The Truth Behind Transylvania
We hear or read the word “Transylvania” and we instantly think “vampire.” We have Bram Stoker to thank for that since Transylvania (which translates as "Land Beyond the Forest") was pretty much unknown to the world before his legendary vampire novel Dracula came out. When writing his book Stoker picked Transylvania (known to the Romanians as Transilvania or Ardeal and to the Hungarians as Erdely) as the Count’s home because of its vast history and its countless myths. It was a superstitious and dark land so it was the perfect setting for his bloodthirsty villain.
Thanks to Dracula, the political hell and the people’s struggles in Transylvania have been overlooked by the world and instead seen only as vampire-ville. The public’s association with Transylvania is simply that it’s the land of the undead and nothing more. And to add to the stereotype, thanks to actor Bela Lugosi’s thick accent used in his portrayal as Dracula many assume that that’s how everyone speaks over there, when in fact his accent was more Hungarian than Transylvanian. But the damage has already been done.
The truth is that Transylvania is a land that’s rich with culture and beautiful and amazing sights. A visitor to the region won’t be seeing any vampires (sorry guys) but instead will have the chance to hike through underground rivers, view breathtaking mountains and visit small friendly villages. Sure you can also visit a few vampire inspired tourist traps but it’s actually places like Braşov that get the most tourist visits. Braşov is a town that’s still surrounded by its medieval stone walls, still has its cobblestone streets and ancient buildings - it’s a perfect trip for a traveler that wants to escape from the modern world for a bit. But see, no vampires, just history. Sure, the region’s age-old folklore is full of vampire tales but so is most every European country, from Germany to Greece, all countries have their own vampire legends, not just Romania.

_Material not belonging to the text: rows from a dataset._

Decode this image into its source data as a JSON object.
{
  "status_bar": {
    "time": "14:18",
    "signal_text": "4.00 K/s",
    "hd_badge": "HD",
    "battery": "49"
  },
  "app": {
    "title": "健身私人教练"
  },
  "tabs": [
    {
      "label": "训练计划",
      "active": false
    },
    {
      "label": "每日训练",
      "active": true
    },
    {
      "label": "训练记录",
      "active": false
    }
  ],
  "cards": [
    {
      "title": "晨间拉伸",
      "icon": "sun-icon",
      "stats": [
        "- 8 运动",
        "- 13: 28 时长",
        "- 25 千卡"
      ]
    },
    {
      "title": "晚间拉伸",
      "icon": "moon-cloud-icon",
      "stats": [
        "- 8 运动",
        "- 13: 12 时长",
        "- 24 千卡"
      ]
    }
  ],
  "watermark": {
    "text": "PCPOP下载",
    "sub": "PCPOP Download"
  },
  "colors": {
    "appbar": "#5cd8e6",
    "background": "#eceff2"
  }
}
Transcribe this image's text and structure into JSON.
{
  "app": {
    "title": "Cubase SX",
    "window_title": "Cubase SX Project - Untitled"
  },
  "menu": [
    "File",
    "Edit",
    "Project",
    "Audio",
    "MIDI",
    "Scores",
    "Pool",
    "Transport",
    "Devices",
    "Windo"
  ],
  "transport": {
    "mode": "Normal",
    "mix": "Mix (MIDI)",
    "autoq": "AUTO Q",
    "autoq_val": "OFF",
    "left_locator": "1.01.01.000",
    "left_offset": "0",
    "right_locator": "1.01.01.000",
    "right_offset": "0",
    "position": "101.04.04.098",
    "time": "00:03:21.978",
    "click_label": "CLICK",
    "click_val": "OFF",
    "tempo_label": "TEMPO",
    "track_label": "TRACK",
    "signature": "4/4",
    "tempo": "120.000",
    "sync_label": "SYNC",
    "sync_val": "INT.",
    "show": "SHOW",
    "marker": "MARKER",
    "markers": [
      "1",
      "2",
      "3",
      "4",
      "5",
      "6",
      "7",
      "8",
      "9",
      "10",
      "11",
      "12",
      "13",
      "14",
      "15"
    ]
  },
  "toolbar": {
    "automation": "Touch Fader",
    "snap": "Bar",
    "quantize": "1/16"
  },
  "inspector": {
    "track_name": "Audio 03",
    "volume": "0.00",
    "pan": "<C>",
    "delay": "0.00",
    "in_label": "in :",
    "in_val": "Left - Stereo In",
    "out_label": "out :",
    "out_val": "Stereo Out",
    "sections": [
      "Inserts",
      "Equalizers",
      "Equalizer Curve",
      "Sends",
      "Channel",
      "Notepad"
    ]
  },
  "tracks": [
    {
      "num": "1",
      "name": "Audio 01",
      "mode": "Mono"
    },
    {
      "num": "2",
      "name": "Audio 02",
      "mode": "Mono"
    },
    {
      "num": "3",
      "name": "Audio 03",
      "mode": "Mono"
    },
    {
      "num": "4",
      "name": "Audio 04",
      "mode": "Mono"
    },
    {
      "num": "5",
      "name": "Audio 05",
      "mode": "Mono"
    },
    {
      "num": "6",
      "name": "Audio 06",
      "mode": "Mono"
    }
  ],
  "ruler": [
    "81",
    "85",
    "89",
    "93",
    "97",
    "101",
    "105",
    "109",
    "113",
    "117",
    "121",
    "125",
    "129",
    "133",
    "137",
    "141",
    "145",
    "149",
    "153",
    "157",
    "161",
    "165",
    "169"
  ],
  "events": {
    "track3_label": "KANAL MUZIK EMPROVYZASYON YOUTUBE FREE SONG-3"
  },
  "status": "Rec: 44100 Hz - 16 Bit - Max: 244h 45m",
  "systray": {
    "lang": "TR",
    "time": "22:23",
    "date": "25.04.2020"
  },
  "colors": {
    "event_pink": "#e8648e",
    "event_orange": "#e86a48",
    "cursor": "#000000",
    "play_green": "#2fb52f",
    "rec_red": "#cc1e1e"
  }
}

So what have we learned today? That we shouldn‘t believe everything that books or movies tell us.